I mean to drive straight to Pismo, but the peeling rights visible from the highway seduce me into stopping. I pull into the parking lot and open my car door to a bare-assed surfer dude pulling on his wetsuit. People in the water are similarly uninhibited, striking up conversation with me between sets. Even with only waist-high waves, Rincon’s magic is evident in the way they last, the face unfurling under my feet, a moving playground. The blue sky highlights the water’s clarity. I can see the ocean floor as I skim by above on my board. An hour of surfing, chatting, and then I catch a wave to shore, tip-toeing out over the rocks edging the spot like the tenderfoot I am. I pick up my sandals from where I’d left them on a flat spot out of the ocean’s reach, slip them on and stroll up the hill, glancing back twice to savor the sweetness. My mouth still tastes of the morning’s coffee.
Santa Barbara to Pismo

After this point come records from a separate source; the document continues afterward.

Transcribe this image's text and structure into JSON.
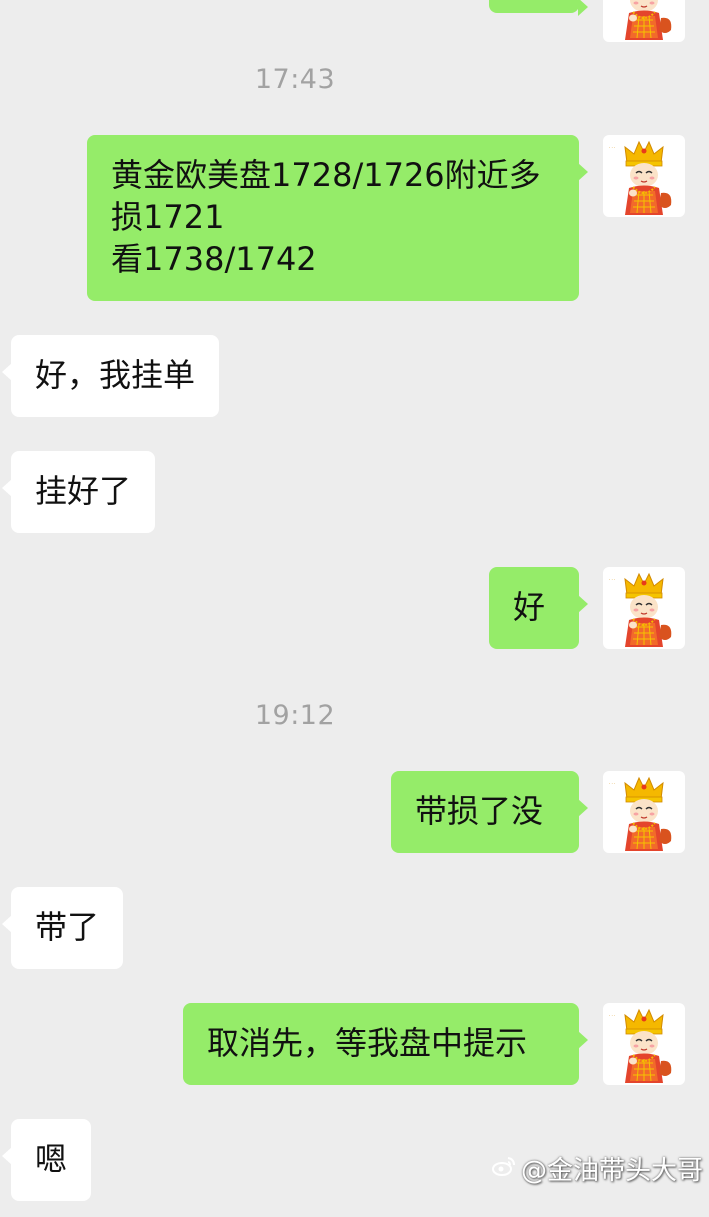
{
  "timestamps": [
    "17:43",
    "19:12"
  ],
  "messages": [
    {
      "side": "out",
      "lines": [
        "黄金欧美盘1728/1726附近多",
        "损1721",
        "看1738/1742"
      ]
    },
    {
      "side": "in",
      "lines": [
        "好，我挂单"
      ]
    },
    {
      "side": "in",
      "lines": [
        "挂好了"
      ]
    },
    {
      "side": "out",
      "lines": [
        "好"
      ]
    },
    {
      "side": "out",
      "lines": [
        "带损了没"
      ]
    },
    {
      "side": "in",
      "lines": [
        "带了"
      ]
    },
    {
      "side": "out",
      "lines": [
        "取消先，等我盘中提示"
      ]
    },
    {
      "side": "in",
      "lines": [
        "嗯"
      ]
    }
  ],
  "watermark": {
    "text": "@金油带头大哥",
    "icon": "weibo-logo-icon"
  },
  "colors": {
    "background": "#ededed",
    "outgoing_bubble": "#95ec69",
    "incoming_bubble": "#ffffff",
    "timestamp_text": "#a2a2a2"
  }
}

When offered a choice between the 101 and the 5, I go to Pismo. I drive, listen to more podcasts – 2 Dope Queens, Reply All – roll my eyes at the endless pretty of the Pacific, arrive to drizzle, duck into a café for a bad cup of coffee and excellent breakfast burrito.
The air’s chill discourages me. I’d brought only my SoCal wetsuit on this trip and fear the colder conditions here would induce misery in the water. My friends shrug and suit up. I follow. We paddle out under hazy gray sky, the pier to the south blurred by the wet air. I dodge the waves and reach the outside with dry hair. I’m not cold after all. Keeping my hair dry will help me stay that way. I catch a wave, a right, stay on until it closes out, step off my board into the whitewater, careful not to let my head go under. I fail to hold onto my board, however, which allows an oncoming wave to rocket it nose-first into my mouth. The board’s nose impacts my front teeth – a few weeks ago I’d broken one of them horribly and I’m sure as I reach up to feel them, they’ll now both be crunched off into jagged shards.

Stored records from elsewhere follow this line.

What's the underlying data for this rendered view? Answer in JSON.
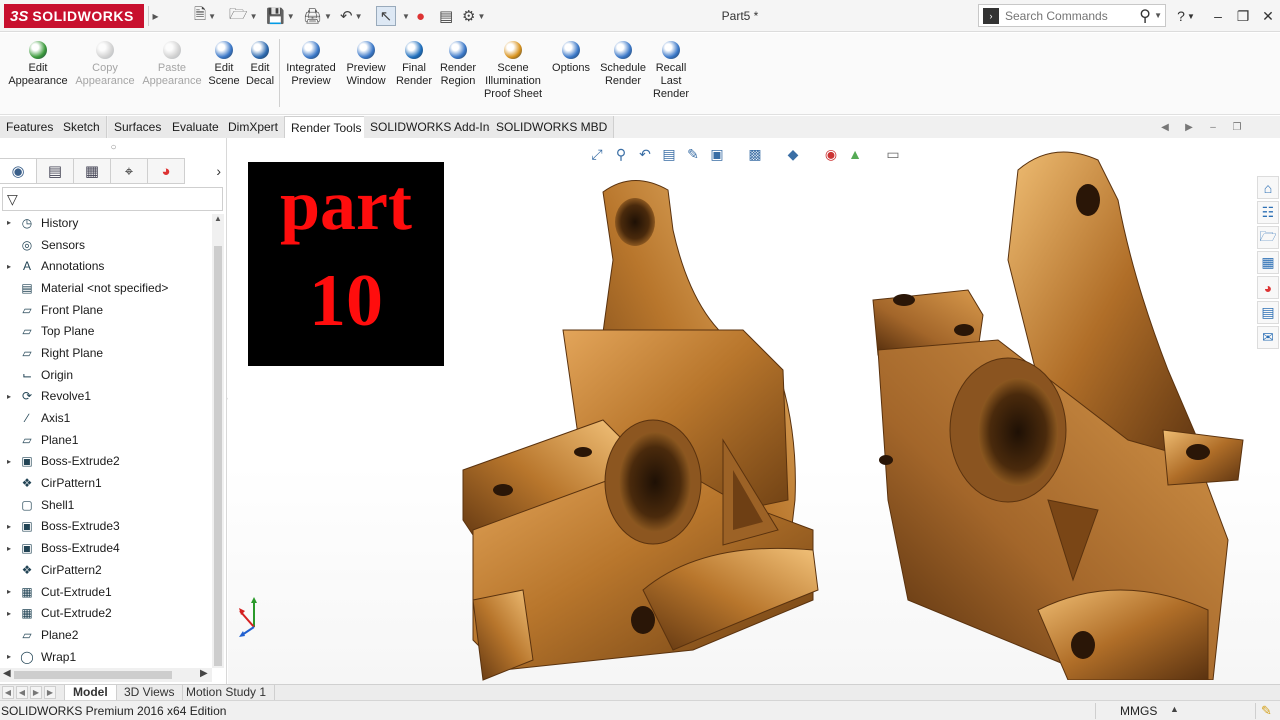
{
  "app": {
    "logo_text": "SOLIDWORKS",
    "document_title": "Part5 *",
    "search_placeholder": "Search Commands",
    "help_label": "?"
  },
  "quick_access": [
    {
      "icon": "new-document-icon"
    },
    {
      "icon": "open-folder-icon"
    },
    {
      "icon": "save-icon"
    },
    {
      "icon": "print-icon"
    },
    {
      "icon": "undo-icon"
    },
    {
      "icon": "select-cursor-icon"
    },
    {
      "icon": "rebuild-traffic-light-icon"
    },
    {
      "icon": "file-properties-icon"
    },
    {
      "icon": "options-gear-icon"
    }
  ],
  "command_manager": {
    "buttons": [
      {
        "label": "Edit\nAppearance",
        "icon": "edit-appearance-icon",
        "enabled": true
      },
      {
        "label": "Copy\nAppearance",
        "icon": "copy-appearance-icon",
        "enabled": false
      },
      {
        "label": "Paste\nAppearance",
        "icon": "paste-appearance-icon",
        "enabled": false
      },
      {
        "label": "Edit\nScene",
        "icon": "edit-scene-icon",
        "enabled": true
      },
      {
        "label": "Edit\nDecal",
        "icon": "edit-decal-icon",
        "enabled": true
      },
      {
        "label": "Integrated\nPreview",
        "icon": "integrated-preview-icon",
        "enabled": true
      },
      {
        "label": "Preview\nWindow",
        "icon": "preview-window-icon",
        "enabled": true
      },
      {
        "label": "Final\nRender",
        "icon": "final-render-icon",
        "enabled": true
      },
      {
        "label": "Render\nRegion",
        "icon": "render-region-icon",
        "enabled": true
      },
      {
        "label": "Scene\nIllumination\nProof Sheet",
        "icon": "scene-illumination-icon",
        "enabled": true
      },
      {
        "label": "Options",
        "icon": "render-options-icon",
        "enabled": true
      },
      {
        "label": "Schedule\nRender",
        "icon": "schedule-render-icon",
        "enabled": true
      },
      {
        "label": "Recall\nLast\nRender",
        "icon": "recall-render-icon",
        "enabled": true
      }
    ]
  },
  "tabs": [
    {
      "label": "Features",
      "active": false
    },
    {
      "label": "Sketch",
      "active": false
    },
    {
      "label": "Surfaces",
      "active": false
    },
    {
      "label": "Evaluate",
      "active": false
    },
    {
      "label": "DimXpert",
      "active": false
    },
    {
      "label": "Render Tools",
      "active": true
    },
    {
      "label": "SOLIDWORKS Add-Ins",
      "active": false
    },
    {
      "label": "SOLIDWORKS MBD",
      "active": false
    }
  ],
  "feature_tree": {
    "panel_tabs": [
      "featuremanager-icon",
      "propertymanager-icon",
      "configurationmanager-icon",
      "dimxpert-icon",
      "display-manager-icon"
    ],
    "items": [
      {
        "label": "History",
        "expandable": true,
        "icon": "history-icon"
      },
      {
        "label": "Sensors",
        "expandable": false,
        "icon": "sensors-icon"
      },
      {
        "label": "Annotations",
        "expandable": true,
        "icon": "annotations-icon"
      },
      {
        "label": "Material <not specified>",
        "expandable": false,
        "icon": "material-icon"
      },
      {
        "label": "Front Plane",
        "expandable": false,
        "icon": "plane-icon"
      },
      {
        "label": "Top Plane",
        "expandable": false,
        "icon": "plane-icon"
      },
      {
        "label": "Right Plane",
        "expandable": false,
        "icon": "plane-icon"
      },
      {
        "label": "Origin",
        "expandable": false,
        "icon": "origin-icon"
      },
      {
        "label": "Revolve1",
        "expandable": true,
        "icon": "revolve-icon"
      },
      {
        "label": "Axis1",
        "expandable": false,
        "icon": "axis-icon"
      },
      {
        "label": "Plane1",
        "expandable": false,
        "icon": "plane-icon"
      },
      {
        "label": "Boss-Extrude2",
        "expandable": true,
        "icon": "extrude-icon"
      },
      {
        "label": "CirPattern1",
        "expandable": false,
        "icon": "circular-pattern-icon"
      },
      {
        "label": "Shell1",
        "expandable": false,
        "icon": "shell-icon"
      },
      {
        "label": "Boss-Extrude3",
        "expandable": true,
        "icon": "extrude-icon"
      },
      {
        "label": "Boss-Extrude4",
        "expandable": true,
        "icon": "extrude-icon"
      },
      {
        "label": "CirPattern2",
        "expandable": false,
        "icon": "circular-pattern-icon"
      },
      {
        "label": "Cut-Extrude1",
        "expandable": true,
        "icon": "cut-extrude-icon"
      },
      {
        "label": "Cut-Extrude2",
        "expandable": true,
        "icon": "cut-extrude-icon"
      },
      {
        "label": "Plane2",
        "expandable": false,
        "icon": "plane-icon"
      },
      {
        "label": "Wrap1",
        "expandable": true,
        "icon": "wrap-icon"
      }
    ]
  },
  "overlay": {
    "line1": "part",
    "line2": "10",
    "color": "#ff0d0d"
  },
  "bottom_tabs": [
    {
      "label": "Model",
      "active": true
    },
    {
      "label": "3D Views",
      "active": false
    },
    {
      "label": "Motion Study 1",
      "active": false
    }
  ],
  "status_bar": {
    "edition": "SOLIDWORKS Premium 2016 x64 Edition",
    "units": "MMGS"
  },
  "colors": {
    "brand_red": "#c8102e",
    "part_bronze": "#b8782e",
    "accent_blue": "#2c6fb5"
  }
}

But they’re intact. I rub my fingers around my teeth and over my gums to be sure. When I pull my hand away, blood splotches my fingertips.
I think about sharks and knew technically I might be attracting them, but odds seem low and I want more waves. So I keep surfing, rinsing my mouth every so often, the cold and salty water a relief even as I rack my brain trying to remember if I should worry about the water quality. I picture my gums becoming swollen, infected with bacteria, oozing with pus.
The fog burns off. The sky blues. The sun lights up the hills, the closest ones dotted with houses, the more northerly ones a near-unbroken swath of green. Dolphins arch by. I catch another wave.
Pismo to Santa Cruz
This is not the best stretch of 101. I drive. More podcasts. Trump. His cabinet picks. Because I’ve been sexually assaulted, because I’m a woman, the results of this election infect my body. My skins crawls, my heart races, my gut clenches. We’re in a state of perpetual fight or flight. I want to flee. I will fight. I drive.
My daughter and I hike around Wilder Ranch. Or more correctly, we slog along the muddy trail, avoiding puddles. The hills roll out in three directions. The ocean waits as always in the forth. The entirety of my sense of place centers on the Pacific. We descend from the hilltop into a forested area. A creek babbles by.
Santa Cruz to San Francisco
I stop listening to the podcasts hosts talk about the new A Tribe Called Quest album and pull up Spotify, play the new A Tribe Called Quest album. Music fills the car, my heart. I take the coast route. Evening turns to night with little fanfare – no spectacular sunset for once, just a fade to black.